Submit your e-mail address for newsletters, special announcements, & discounts!
Six Weeks To The Ride Of Your Life!
Summer’s here, the season with some of the year's best riding. Whether you’re planning on completing a century, entering your first race or taking a long tour with friends, now's the perfect time to begin preparing.
To help, we offer our six-week training program. Follow it and you'll experience the ride of your life!
Note: Do not attempt this program unless you've been riding and know you're reasonably fit.
During the first week of training, you build base fitness for the longer and more intense rides in weeks to come. A strong aerobic base enables you to pedal longer distances and recover more quickly between tough rides. Get on your bike six days this week and alternate between long and short rides. A “Long” day is approximately an hour shorter than your longest planned summer event.
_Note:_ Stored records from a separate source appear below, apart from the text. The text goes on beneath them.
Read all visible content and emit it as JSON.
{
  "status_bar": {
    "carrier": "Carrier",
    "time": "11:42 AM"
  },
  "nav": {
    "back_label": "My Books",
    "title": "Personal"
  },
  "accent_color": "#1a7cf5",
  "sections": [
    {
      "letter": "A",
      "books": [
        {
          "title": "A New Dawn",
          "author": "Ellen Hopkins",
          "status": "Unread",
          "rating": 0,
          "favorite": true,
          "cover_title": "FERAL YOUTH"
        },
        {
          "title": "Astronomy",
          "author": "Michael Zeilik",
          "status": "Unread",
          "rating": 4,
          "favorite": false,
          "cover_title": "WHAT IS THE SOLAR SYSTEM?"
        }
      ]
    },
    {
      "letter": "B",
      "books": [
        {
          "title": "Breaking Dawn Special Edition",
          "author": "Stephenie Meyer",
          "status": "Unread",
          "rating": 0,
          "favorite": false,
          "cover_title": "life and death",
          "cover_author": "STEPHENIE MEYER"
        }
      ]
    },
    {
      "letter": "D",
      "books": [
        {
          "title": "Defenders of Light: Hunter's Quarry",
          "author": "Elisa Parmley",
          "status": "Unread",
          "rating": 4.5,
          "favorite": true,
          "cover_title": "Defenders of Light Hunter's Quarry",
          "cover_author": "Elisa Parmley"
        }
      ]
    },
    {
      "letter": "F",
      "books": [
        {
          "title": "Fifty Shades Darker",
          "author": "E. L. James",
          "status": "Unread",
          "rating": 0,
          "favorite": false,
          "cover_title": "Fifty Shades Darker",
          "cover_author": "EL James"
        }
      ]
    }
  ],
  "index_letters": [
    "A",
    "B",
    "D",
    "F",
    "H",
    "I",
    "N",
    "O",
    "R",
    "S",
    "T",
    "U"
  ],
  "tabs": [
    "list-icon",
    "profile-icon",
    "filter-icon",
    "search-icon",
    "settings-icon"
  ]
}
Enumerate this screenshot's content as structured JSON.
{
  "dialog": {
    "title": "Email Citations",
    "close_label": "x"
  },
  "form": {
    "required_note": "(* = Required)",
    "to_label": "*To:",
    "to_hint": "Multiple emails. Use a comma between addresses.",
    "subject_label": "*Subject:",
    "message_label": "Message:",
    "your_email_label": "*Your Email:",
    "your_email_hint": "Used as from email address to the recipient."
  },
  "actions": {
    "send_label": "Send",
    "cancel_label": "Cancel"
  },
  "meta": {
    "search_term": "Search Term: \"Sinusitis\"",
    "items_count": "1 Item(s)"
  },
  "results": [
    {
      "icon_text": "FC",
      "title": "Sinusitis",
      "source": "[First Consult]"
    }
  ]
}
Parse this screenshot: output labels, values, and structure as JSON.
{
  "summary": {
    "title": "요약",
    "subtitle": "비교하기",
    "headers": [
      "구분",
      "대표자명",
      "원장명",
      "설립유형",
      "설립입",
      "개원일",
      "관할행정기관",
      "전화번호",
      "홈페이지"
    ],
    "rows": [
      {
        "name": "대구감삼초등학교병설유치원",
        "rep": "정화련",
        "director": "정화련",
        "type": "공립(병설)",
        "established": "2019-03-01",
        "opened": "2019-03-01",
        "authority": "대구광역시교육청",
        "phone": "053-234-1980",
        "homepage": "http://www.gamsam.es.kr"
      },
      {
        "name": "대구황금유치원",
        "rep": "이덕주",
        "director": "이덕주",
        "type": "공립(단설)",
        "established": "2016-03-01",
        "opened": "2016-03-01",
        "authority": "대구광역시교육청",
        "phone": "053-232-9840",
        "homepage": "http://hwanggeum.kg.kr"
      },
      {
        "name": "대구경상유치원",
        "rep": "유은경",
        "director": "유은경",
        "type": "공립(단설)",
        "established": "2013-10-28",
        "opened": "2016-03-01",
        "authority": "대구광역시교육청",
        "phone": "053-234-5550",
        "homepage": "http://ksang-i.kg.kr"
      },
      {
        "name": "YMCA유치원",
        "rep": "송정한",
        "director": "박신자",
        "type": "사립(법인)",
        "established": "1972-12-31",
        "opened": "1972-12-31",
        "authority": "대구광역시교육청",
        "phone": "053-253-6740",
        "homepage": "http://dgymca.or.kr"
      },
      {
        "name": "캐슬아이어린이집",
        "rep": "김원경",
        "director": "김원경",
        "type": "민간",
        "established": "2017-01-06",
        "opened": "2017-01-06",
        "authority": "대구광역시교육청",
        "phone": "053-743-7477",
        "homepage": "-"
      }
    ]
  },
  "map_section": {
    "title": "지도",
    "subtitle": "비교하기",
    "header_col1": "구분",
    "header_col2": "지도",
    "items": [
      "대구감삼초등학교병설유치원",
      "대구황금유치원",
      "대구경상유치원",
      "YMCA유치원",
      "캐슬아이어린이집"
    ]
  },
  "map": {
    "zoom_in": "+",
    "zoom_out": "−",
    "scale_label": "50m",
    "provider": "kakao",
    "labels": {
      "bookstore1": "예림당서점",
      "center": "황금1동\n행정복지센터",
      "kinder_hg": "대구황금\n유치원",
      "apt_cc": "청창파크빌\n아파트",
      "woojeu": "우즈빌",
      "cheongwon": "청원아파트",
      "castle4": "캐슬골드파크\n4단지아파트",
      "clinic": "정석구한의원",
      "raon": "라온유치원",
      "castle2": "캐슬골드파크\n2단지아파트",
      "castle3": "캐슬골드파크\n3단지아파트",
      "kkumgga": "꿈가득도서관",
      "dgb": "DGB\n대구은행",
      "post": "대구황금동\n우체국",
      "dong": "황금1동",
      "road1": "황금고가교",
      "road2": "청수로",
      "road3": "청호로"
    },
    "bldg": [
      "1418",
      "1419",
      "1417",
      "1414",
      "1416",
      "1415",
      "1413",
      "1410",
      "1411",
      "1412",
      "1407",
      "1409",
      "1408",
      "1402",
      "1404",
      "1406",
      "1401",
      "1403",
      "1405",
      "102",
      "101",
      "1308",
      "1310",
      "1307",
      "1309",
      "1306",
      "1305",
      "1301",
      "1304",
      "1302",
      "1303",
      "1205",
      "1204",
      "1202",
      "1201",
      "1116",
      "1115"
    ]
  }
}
Therefore, if you intend to complete a long 3-hour event or race this summer, ride for 2 hours on a “Long” day. A “Short” day is an hour or less.
After a week of regular riding, you’re getting into a groove and feeling comfortable on the bike. This week add some time on two of your “Long” rides. We’ll call these “X-tra Long” workouts. These two rides should be as long or a half-hour longer than your longest planned summer ride. Therefore, if your longest summer ride will be 3 hours, an “X-tra Long” ride should be 3-and-a-half to 4-hours long.
Now that you’ve built a solid base, it's time to turn up the intensity with "intervals." These are short, intense efforts that build strength and speed so you're able to push a bigger gear and ride faster on the big day. Monday’s ride is a “Short” ride for complete recovery from last week’s big rides. You should feel fresh for your first intense day. The first intervals we recommend are “AT” intervals. AT is short for anaerobic threshold. This is the pace when your legs start to burn, but you’re still able to hold the pace for 10 to 20 minutes. After a 20-minute warm-up, complete four 15-minute “AT” intervals with a 10-minute easy recovery spin between each. Follow each “AT” interval day with a “Long” ride, then a day off. Repeat this block after your day off.
This is your most challenging training week yet, but after three steady weeks of training you’re ready for it. You'll be doing “Super AT” intervals. These intense efforts feel harder and much more intense than last week’s intervals, yet they're much shorter.On Monday, your first “Super AT” day, begin with a 20-minute warm-up followed by four, 5-minute “AT” intervals with a 5-minute easy recovery spin between each. Be sure to cool down with an easy 20-minute spin after the intervals are completed. On the following day do the same workout, but reduce each “Super AT” interval to 3-minutes. The warm-up, between-interval rest and cool down should be the same length as on Monday. The next day should be an “X-tra Long” ride at an easy pace, followed by a day off. Repeat this cycle at the tail end of the week.
With four weeks of quality training in your legs, it’s time for a well-deserved break. This doesn’t mean sitting on the couch letting all that hard-earned fitness get sucked into the television! It means you can cut back on ride intensity and duration for the week. After two complete rest days following your last interval day, get back on the bike for an easy “Short” ride followed by an easy “Long” ride. Repeat this cycle after a day off.
The big day's almost here and you’re primed and ready to show off your awesome fitness. All that’s left is fine-tuning your engine. After a day off, do some “Pre-Race” (PR) intervals. These should be intense enough to get your juices flowing, but not too taxing on the legs or lungs. After a 20-minute warm-up, ride at your “AT” interval pace for 3-minutes, then do an all-out sprint for 30 seconds. Follow this effort with a 5-minute rest and repeat the cycle 4 times. Finish the ride with a 30-minute cool down. This workout might not feel like much, but it will have your motor humming in a few days. Wednesday, do a "Short" recovery ride, followed by a day off. The day preceding your big event, ride for an hour and a half. During this ride, do a 15-minute warm-up, then complete one 10-minute “AT” internal, spin easy for 10 minutes, then complete two, 2-minute "Super AT" intervals with a 5-minute rest in-between. Spin at an easy pace for the rest of the ride.
The Big Day!
Chances are you’ll be nervous before the start of your event. But unlike most of your peers, you can calm this anxiety by thinking about the work you've done. Your training and preparation ensures that you'll have the most successful day on the bike ever!